Alexandre Lacazette the hero as Arsenal halt Liverpool in fun 1-1 draw
Three thoughts from an enthralling 1-1 draw between Arsenal and Liverpool at the Emirates:
1. Lacazette denies Liverpool, extends Arsenal's unbeaten run
Alexandre Lacazette struck a late equaliser to extend Arsenal's unbeaten run to 14 games and deny Liverpool a significant victory in their bid to win the Premier League title.
James Milner's 62nd-minute strike, after Sadio Mane's cross was diverted into his path by the palm of Bernd Leno and heel of Rob Holding, looked set to give Liverpool the win that would have moved them three points clear at the top of the table. But Lacazette halted Liverpool's march with a stunning finish in the 83rd minute, beating Alisson to the ball before curling into the net from a narrow angle.
Lacazette's equaliser was well-deserved by Arsenal, who more than merited a share of the points at the Emirates. It was a game that showcased the home side's improvement under Unai Emery this season following Arsene Wenger's exit at the end of last term. Arsenal were vibrant and ambitious going forward and tighter than usual at the back, but Liverpool also underlined why they believe they can end the club's 29-year wait for the title this season.
Jurgen Klopp's men ended the game with good reason to be aggrieved by the ruling out of Mane's first-half goal for offside when replays showed the forward to be onside.
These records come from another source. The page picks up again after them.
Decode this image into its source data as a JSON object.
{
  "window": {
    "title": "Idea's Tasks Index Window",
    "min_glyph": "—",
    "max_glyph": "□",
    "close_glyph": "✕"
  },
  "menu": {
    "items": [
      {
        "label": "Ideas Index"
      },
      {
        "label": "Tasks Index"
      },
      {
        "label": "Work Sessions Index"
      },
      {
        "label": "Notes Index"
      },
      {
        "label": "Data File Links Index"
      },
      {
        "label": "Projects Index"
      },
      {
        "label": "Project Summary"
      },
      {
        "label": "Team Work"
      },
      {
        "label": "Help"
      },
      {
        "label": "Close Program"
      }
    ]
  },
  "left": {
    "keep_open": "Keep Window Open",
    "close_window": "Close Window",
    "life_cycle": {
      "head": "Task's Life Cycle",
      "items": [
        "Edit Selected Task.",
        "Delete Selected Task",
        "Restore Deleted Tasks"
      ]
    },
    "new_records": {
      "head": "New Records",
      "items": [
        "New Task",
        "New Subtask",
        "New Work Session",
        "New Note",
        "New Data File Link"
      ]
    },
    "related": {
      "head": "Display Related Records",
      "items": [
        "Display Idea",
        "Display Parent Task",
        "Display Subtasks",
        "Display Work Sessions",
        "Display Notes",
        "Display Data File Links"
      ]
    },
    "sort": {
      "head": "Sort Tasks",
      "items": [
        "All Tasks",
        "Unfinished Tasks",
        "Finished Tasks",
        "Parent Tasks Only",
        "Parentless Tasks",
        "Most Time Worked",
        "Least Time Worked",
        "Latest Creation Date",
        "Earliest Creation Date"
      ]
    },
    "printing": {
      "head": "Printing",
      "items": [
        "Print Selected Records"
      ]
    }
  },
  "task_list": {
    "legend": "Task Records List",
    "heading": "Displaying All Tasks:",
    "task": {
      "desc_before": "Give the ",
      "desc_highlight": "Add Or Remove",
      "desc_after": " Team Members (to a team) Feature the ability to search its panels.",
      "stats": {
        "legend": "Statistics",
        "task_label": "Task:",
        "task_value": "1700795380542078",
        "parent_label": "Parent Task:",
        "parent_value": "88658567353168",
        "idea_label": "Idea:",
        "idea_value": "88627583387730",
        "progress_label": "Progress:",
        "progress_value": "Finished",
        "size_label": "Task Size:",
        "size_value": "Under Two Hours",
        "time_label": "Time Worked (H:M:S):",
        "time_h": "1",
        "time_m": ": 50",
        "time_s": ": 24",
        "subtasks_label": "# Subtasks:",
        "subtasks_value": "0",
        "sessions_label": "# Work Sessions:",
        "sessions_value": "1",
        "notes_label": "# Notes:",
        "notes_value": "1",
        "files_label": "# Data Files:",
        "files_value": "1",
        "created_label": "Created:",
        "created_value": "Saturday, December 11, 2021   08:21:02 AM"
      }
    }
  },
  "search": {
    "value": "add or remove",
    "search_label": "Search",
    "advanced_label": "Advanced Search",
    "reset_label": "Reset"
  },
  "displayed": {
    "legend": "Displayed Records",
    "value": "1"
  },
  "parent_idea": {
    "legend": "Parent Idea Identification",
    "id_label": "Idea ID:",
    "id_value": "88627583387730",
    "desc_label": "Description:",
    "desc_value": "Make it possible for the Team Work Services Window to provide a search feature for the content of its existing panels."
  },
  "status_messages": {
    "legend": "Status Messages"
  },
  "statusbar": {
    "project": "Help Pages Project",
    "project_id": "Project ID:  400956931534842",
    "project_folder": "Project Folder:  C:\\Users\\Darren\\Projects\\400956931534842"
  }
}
Both teams had opportunities to win the game, but a draw -- Liverpool's third against top-six rivals this season -- was a fair result.
2. Torreira is key to Arsenal's resurgence
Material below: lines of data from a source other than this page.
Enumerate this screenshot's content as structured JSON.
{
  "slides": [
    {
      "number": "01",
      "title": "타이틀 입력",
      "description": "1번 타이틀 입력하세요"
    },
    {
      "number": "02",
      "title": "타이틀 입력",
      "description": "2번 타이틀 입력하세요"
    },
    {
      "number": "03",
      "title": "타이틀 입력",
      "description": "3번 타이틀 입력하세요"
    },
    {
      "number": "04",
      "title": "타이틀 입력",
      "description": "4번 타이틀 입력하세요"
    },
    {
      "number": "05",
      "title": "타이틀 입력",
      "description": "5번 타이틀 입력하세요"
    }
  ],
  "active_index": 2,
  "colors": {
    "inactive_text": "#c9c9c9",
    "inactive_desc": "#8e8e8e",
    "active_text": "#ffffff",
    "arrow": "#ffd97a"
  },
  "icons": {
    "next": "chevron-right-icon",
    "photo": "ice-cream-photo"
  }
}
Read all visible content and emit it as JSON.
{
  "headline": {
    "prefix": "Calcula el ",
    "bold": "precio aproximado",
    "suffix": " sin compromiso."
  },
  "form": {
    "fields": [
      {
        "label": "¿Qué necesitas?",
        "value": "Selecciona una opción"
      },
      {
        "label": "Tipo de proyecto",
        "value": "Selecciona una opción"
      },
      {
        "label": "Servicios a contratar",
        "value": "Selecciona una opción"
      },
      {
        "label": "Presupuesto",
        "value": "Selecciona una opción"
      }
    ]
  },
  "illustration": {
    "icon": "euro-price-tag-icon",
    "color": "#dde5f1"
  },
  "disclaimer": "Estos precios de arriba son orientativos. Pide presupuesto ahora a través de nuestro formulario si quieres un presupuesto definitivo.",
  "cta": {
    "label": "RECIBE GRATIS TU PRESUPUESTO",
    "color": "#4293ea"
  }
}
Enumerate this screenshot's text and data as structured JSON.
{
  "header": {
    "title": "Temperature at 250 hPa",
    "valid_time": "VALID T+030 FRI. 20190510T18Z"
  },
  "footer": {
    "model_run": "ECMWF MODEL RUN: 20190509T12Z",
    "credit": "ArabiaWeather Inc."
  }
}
Lucas Torreira showed against Liverpool just why he has become so integral to the team being rebuilt by Unai Emery.
Under Arsene Wenger, the absence of a player of Torreira's tenacity and industry almost became a running joke in the final years of the Frenchman's reign. His admission that he could have signed N'Golo Kante before he moved to Leicester merely highlighted the gaping hole in Arsenal teams over recent seasons.
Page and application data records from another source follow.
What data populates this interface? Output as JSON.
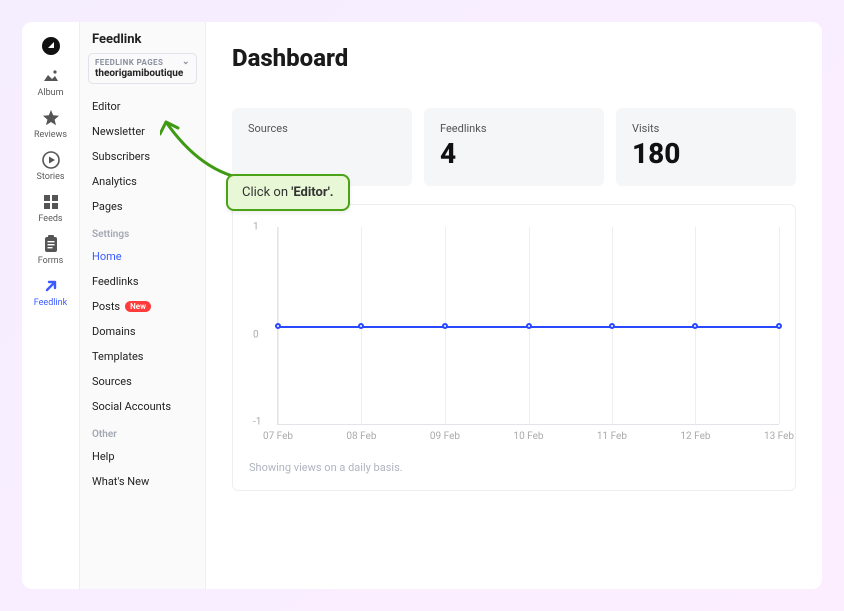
{
  "rail": [
    {
      "id": "logo",
      "label": ""
    },
    {
      "id": "album",
      "label": "Album"
    },
    {
      "id": "reviews",
      "label": "Reviews"
    },
    {
      "id": "stories",
      "label": "Stories"
    },
    {
      "id": "feeds",
      "label": "Feeds"
    },
    {
      "id": "forms",
      "label": "Forms"
    },
    {
      "id": "feedlink",
      "label": "Feedlink"
    }
  ],
  "sidebar": {
    "title": "Feedlink",
    "selector": {
      "label": "FEEDLINK PAGES",
      "value": "theorigamiboutique"
    },
    "nav1": [
      {
        "label": "Editor"
      },
      {
        "label": "Newsletter"
      },
      {
        "label": "Subscribers"
      },
      {
        "label": "Analytics"
      },
      {
        "label": "Pages"
      }
    ],
    "section_settings": "Settings",
    "nav2": [
      {
        "label": "Home",
        "active": true
      },
      {
        "label": "Feedlinks"
      },
      {
        "label": "Posts",
        "badge": "New"
      },
      {
        "label": "Domains"
      },
      {
        "label": "Templates"
      },
      {
        "label": "Sources"
      },
      {
        "label": "Social Accounts"
      }
    ],
    "section_other": "Other",
    "nav3": [
      {
        "label": "Help"
      },
      {
        "label": "What's New"
      }
    ]
  },
  "page": {
    "title": "Dashboard"
  },
  "stats": [
    {
      "label": "Sources",
      "value": ""
    },
    {
      "label": "Feedlinks",
      "value": "4"
    },
    {
      "label": "Visits",
      "value": "180"
    }
  ],
  "chart_data": {
    "type": "line",
    "categories": [
      "07 Feb",
      "08 Feb",
      "09 Feb",
      "10 Feb",
      "11 Feb",
      "12 Feb",
      "13 Feb"
    ],
    "values": [
      0,
      0,
      0,
      0,
      0,
      0,
      0
    ],
    "ylim": [
      -1,
      1
    ],
    "yticks": [
      1,
      0,
      -1
    ],
    "caption": "Showing views on a daily basis."
  },
  "callout": {
    "prefix": "Click on ",
    "target": "'Editor'."
  }
}
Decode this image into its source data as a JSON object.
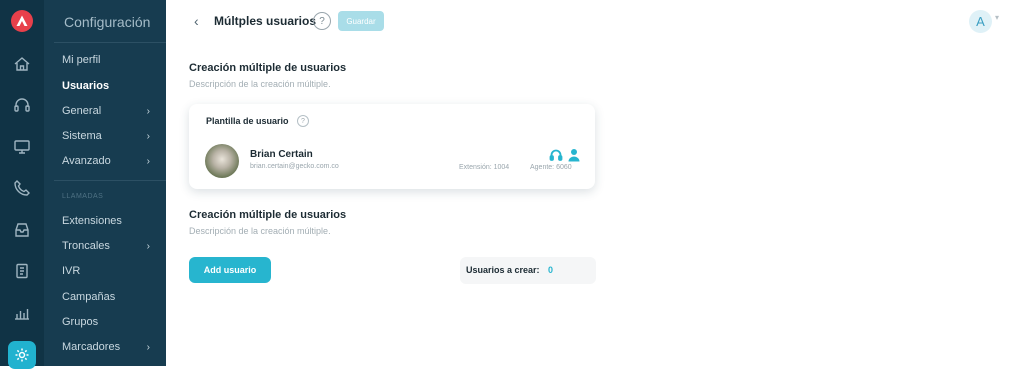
{
  "sidebar": {
    "title": "Configuración",
    "items": [
      {
        "label": "Mi perfil"
      },
      {
        "label": "Usuarios"
      },
      {
        "label": "General"
      },
      {
        "label": "Sistema"
      },
      {
        "label": "Avanzado"
      },
      {
        "label": "Extensiones"
      },
      {
        "label": "Troncales"
      },
      {
        "label": "IVR"
      },
      {
        "label": "Campañas"
      },
      {
        "label": "Grupos"
      },
      {
        "label": "Marcadores"
      }
    ],
    "section_label": "LLAMADAS"
  },
  "header": {
    "title": "Múltples usuarios",
    "help": "?",
    "save_label": "Guardar",
    "avatar_letter": "A"
  },
  "main": {
    "section1": {
      "title": "Creación múltiple de usuarios",
      "description": "Descripción de la creación múltiple."
    },
    "template_card": {
      "title": "Plantilla de usuario",
      "help": "?",
      "user_name": "Brian Certain",
      "user_email": "brian.certain@gecko.com.co",
      "extension": "Extensión: 1004",
      "agent": "Agente: 6060"
    },
    "section2": {
      "title": "Creación múltiple de usuarios",
      "description": "Descripción de la creación múltiple."
    },
    "add_button_label": "Add usuario",
    "count_label": "Usuarios a crear:",
    "count_value": "0"
  },
  "colors": {
    "rail": "#103345",
    "sidebar": "#173c50",
    "accent": "#27b5cf",
    "logo": "#e8404b"
  }
}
But Torreira is now doing for Arsenal what Kante does for Chelsea and Fernandinho does for Manchester City. He destroys, mops up, creates and urges his teammates on, while also displaying that Uruguayan bite and desire that Arsenal have been desperate for. The 22-year-old summer signing from Sampdoria gave the perfect example of his value to Emery's team with a 32nd-minute interception to prevent the ball dropping to Mohamed Salah just inside the Arsenal half.
Until this season, Arsenal have not had a player capable of sniffing out that kind of danger, arguably since Patrick Vieira left the club over a decade ago. The Arsenal fans clearly know what a difference Torreira has made, too, with the old Vieira chant reworded in the Uruguayan's honour.
3. Mane 'goal' highlights flaws in offside rule
When a group of players accept a bad decision without registering a complaint to the officials, it's a pretty clear sign that the rulebook has become too complicated, and that was certainly the case when Liverpool calmly accepted Mane's 18th-minute goal being disallowed.
Mane thought he had put Liverpool ahead when he scored from the rebound after Roberto Firmino's half-volley had struck the Arsenal post. But as soon as the ball hit the net, assistant referee Simon Long raised his flag, prompting referee Andre Marriner to rule the goal out.
Nobody raised a protest on Liverpool's behalf, either on the pitch or off it, but replays quickly showed that the officials had got it wrong. Mane was offside when the initial cross to Firmino was played into the penalty area, but he was not interfering with play under the current interpretation of the offside rule.
The Senegalese forward then was behind the ball when Firmino shot. He was also behind the last Arsenal defender, but because he hit the ball in the "second phase" of the move, Mane's goal should have stood.
Linesman Long got it wrong, but with so many judgments to make in a split second, is it any surprise? The offside rule has become too complicated and everyone would benefit from a return to the old rule that required "daylight" between the last man and the attacker before the flag was raised.